Special or Theme Issue
Benzon HT, Anderson TA, eds. Anesth Analg. 2017;125:1427-1778.
Anesthesiologists provide pain management services in both perioperative and inpatient settings. Articles in this special issue review factors that contribute to the opioid epidemic and how anesthesiologists have a role in developing solutions. Topics covered include prescription monitoring, cancer care, and medicolegal concerns of pain medication management.
Tools/Toolkit > Government Resource
Centers for Disease Control and Prevention.
The opioid crisis is a persisting patient safety problem. One approach to prevent misuse of opioids is to raise awareness of the addictive nature of the medication. This national campaign enlists communities and individual clinicians to provide patient education to address the opioid epidemic. The website offers videos and other resources to assist community-level efforts to reduce risk for opioid addiction.
National Alert Network. Horsham, PA: Institute for Safe Medication Practices; Bethesda, MD: American Society of Health-System Pharmacists. October 12, 2017.
Care devices that enable patients to administer medicines at home can have unintended consequences. This alert raises awareness of hazards related to insulin pen misuse and offers recommendations to reduce risks, such as training patients to properly use pen needles and engaging community pharmacists in verifying that patients understand appropriate administration techniques.
William Brangham. PBS News Hour. September 29, 2017.
Hoffman J. New York Times. June 10, 2016.
Overprescribing of opioids for pain management contributes to the growing crisis involving opioid-related harm. This newspaper article reports on one hospital's efforts to avoid opioid use for patients presenting to the emergency department with pain. Alternative treatments included nonnarcotic infusions, nitrous oxide, music therapy, and holistic techniques.
Rau J. Washington Post. April 29, 2016.
Transitions in care between inpatient and outpatient settings are an increasing concern for patient safety. Reporting on a fatal medication error that was missed by a patient's pharmacist and home health nurses, this newspaper article discusses various risks associated with hospital-to-home transitions such as insufficient case management and communication.
Ornstein C. Washington Post. July 12, 2015.
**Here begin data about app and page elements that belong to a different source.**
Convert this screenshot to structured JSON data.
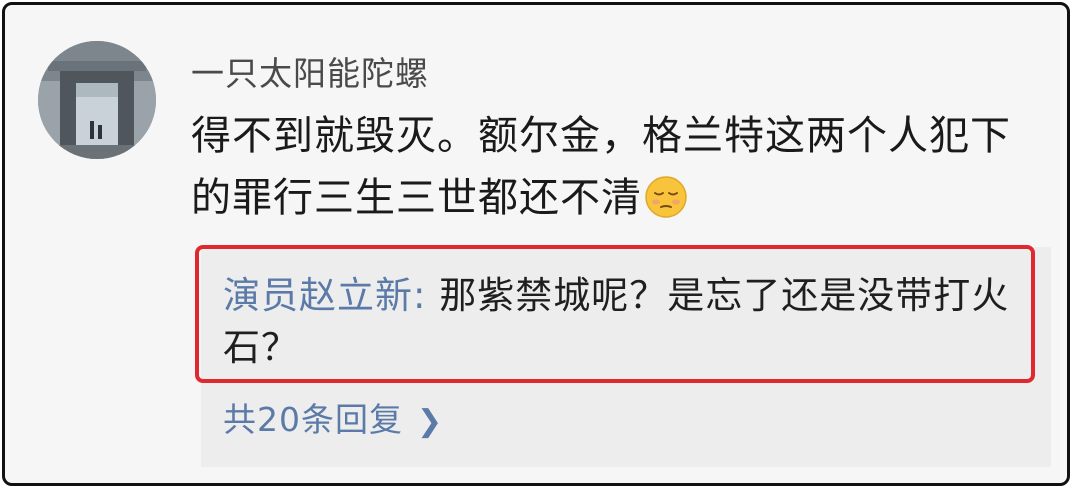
{
  "comment": {
    "username": "一只太阳能陀螺",
    "text": "得不到就毁灭。额尔金，格兰特这两个人犯下的罪行三生三世都还不清",
    "avatar_icon": "avatar-photo",
    "emoji_icon": "pensive-face-emoji"
  },
  "reply": {
    "author": "演员赵立新",
    "separator": ": ",
    "text": "那紫禁城呢？是忘了还是没带打火石？",
    "more_label": "共20条回复",
    "more_icon": "chevron-right-icon",
    "highlight_color": "#e0292f"
  }
}
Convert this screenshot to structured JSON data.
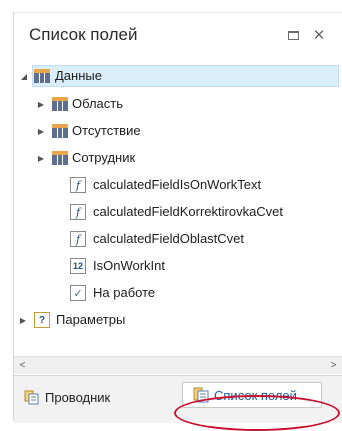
{
  "panel": {
    "title": "Список полей",
    "restore_icon": "restore-window-icon",
    "close_glyph": "✕"
  },
  "tree": {
    "root": {
      "label": "Данные",
      "expanded": true,
      "icon": "table-icon"
    },
    "groups": [
      {
        "label": "Область",
        "icon": "table-icon"
      },
      {
        "label": "Отсутствие",
        "icon": "table-icon"
      },
      {
        "label": "Сотрудник",
        "icon": "table-icon"
      }
    ],
    "fields": [
      {
        "label": "calculatedFieldIsOnWorkText",
        "icon": "function-icon",
        "glyph": "f"
      },
      {
        "label": "calculatedFieldKorrektirovkaCvet",
        "icon": "function-icon",
        "glyph": "f"
      },
      {
        "label": "calculatedFieldOblastCvet",
        "icon": "function-icon",
        "glyph": "f"
      },
      {
        "label": "IsOnWorkInt",
        "icon": "number-icon",
        "glyph": "12"
      },
      {
        "label": "На работе",
        "icon": "boolean-icon",
        "glyph": "✓"
      }
    ],
    "params": {
      "label": "Параметры",
      "icon": "parameter-icon",
      "glyph": "?"
    }
  },
  "scrollbar": {
    "left_glyph": "<",
    "right_glyph": ">"
  },
  "tabs": [
    {
      "label": "Проводник",
      "icon": "explorer-icon",
      "active": false
    },
    {
      "label": "Список полей",
      "icon": "field-list-icon",
      "active": true
    }
  ],
  "colors": {
    "selection": "#ddeefb",
    "highlight_ring": "#c8102e",
    "active_tab_text": "#1c5fa8"
  }
}
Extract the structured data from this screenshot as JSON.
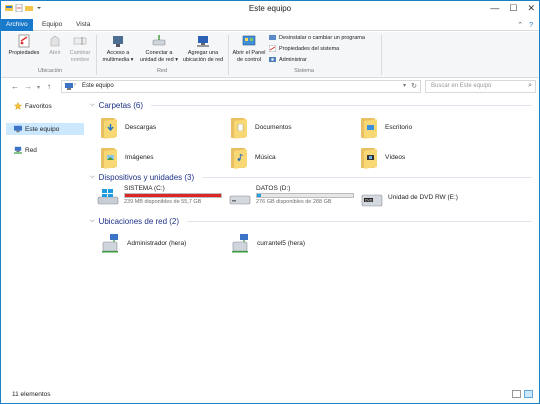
{
  "window": {
    "title": "Este equipo",
    "controls": [
      "—",
      "☐",
      "✕"
    ]
  },
  "ribbon_tabs": [
    {
      "label": "Archivo",
      "active": true
    },
    {
      "label": "Equipo",
      "active": false
    },
    {
      "label": "Vista",
      "active": false
    }
  ],
  "ribbon": {
    "ubicacion": {
      "label": "Ubicación",
      "buttons": [
        {
          "line1": "Propiedades",
          "line2": "",
          "enabled": true,
          "icon": "properties-icon"
        },
        {
          "line1": "Abrir",
          "line2": "",
          "enabled": false,
          "icon": "open-icon"
        },
        {
          "line1": "Cambiar",
          "line2": "nombre",
          "enabled": false,
          "icon": "rename-icon"
        }
      ]
    },
    "red": {
      "label": "Red",
      "buttons": [
        {
          "line1": "Acceso a",
          "line2": "multimedia ▾",
          "icon": "media-access-icon"
        },
        {
          "line1": "Conectar a",
          "line2": "unidad de red ▾",
          "icon": "map-drive-icon"
        },
        {
          "line1": "Agregar una",
          "line2": "ubicación de red",
          "icon": "add-network-location-icon"
        }
      ]
    },
    "sistema": {
      "label": "Sistema",
      "open_control_panel": {
        "line1": "Abrir el Panel",
        "line2": "de control"
      },
      "items": [
        "Desinstalar o cambiar un programa",
        "Propiedades del sistema",
        "Administrar"
      ]
    }
  },
  "address": {
    "path": "Este equipo",
    "search_placeholder": "Buscar en Este equipo"
  },
  "sidebar": {
    "items": [
      {
        "label": "Favoritos",
        "icon": "star-icon",
        "selected": false
      },
      {
        "label": "Este equipo",
        "icon": "computer-icon",
        "selected": true
      },
      {
        "label": "Red",
        "icon": "network-icon",
        "selected": false
      }
    ]
  },
  "groups": {
    "carpetas": {
      "title": "Carpetas (6)"
    },
    "dispositivos": {
      "title": "Dispositivos y unidades (3)"
    },
    "ubicaciones": {
      "title": "Ubicaciones de red (2)"
    }
  },
  "folders": [
    {
      "name": "Descargas",
      "badge": "download-arrow-icon"
    },
    {
      "name": "Documentos",
      "badge": "document-icon"
    },
    {
      "name": "Escritorio",
      "badge": "desktop-icon"
    },
    {
      "name": "Imágenes",
      "badge": "pictures-icon"
    },
    {
      "name": "Música",
      "badge": "music-note-icon"
    },
    {
      "name": "Vídeos",
      "badge": "film-strip-icon"
    }
  ],
  "drives": [
    {
      "name": "SISTEMA (C:)",
      "free": "239 MB disponibles de 55,7 GB",
      "used_fraction": 0.996,
      "bar_color": "#da2626",
      "icon": "windows-drive-icon"
    },
    {
      "name": "DATOS (D:)",
      "free": "276 GB disponibles de 288 GB",
      "used_fraction": 0.042,
      "bar_color": "#26a0da",
      "icon": "hard-drive-icon"
    },
    {
      "name": "Unidad de DVD RW (E:)",
      "free": "",
      "icon": "dvd-drive-icon"
    }
  ],
  "network_locations": [
    {
      "name": "Administrador (hera)",
      "icon": "network-share-icon"
    },
    {
      "name": "currantel5 (hera)",
      "icon": "network-share-icon"
    }
  ],
  "status": {
    "count": "11 elementos"
  },
  "colors": {
    "accent": "#1979ca",
    "selection": "#cce8ff",
    "group_header": "#1e3287",
    "folder": "#f8d775",
    "drive_full": "#da2626",
    "drive_ok": "#26a0da"
  }
}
Anticoagulants are considered high-alert medications that if used ineffectively can result in patient harm. Reporting on an anticoagulant commonly used in nursing homes and patient harm linked to this medication, this newspaper article relates reasons doctors are reluctant to prescribe new drugs to older patients and challenges to monitoring and preventing such adverse drug events.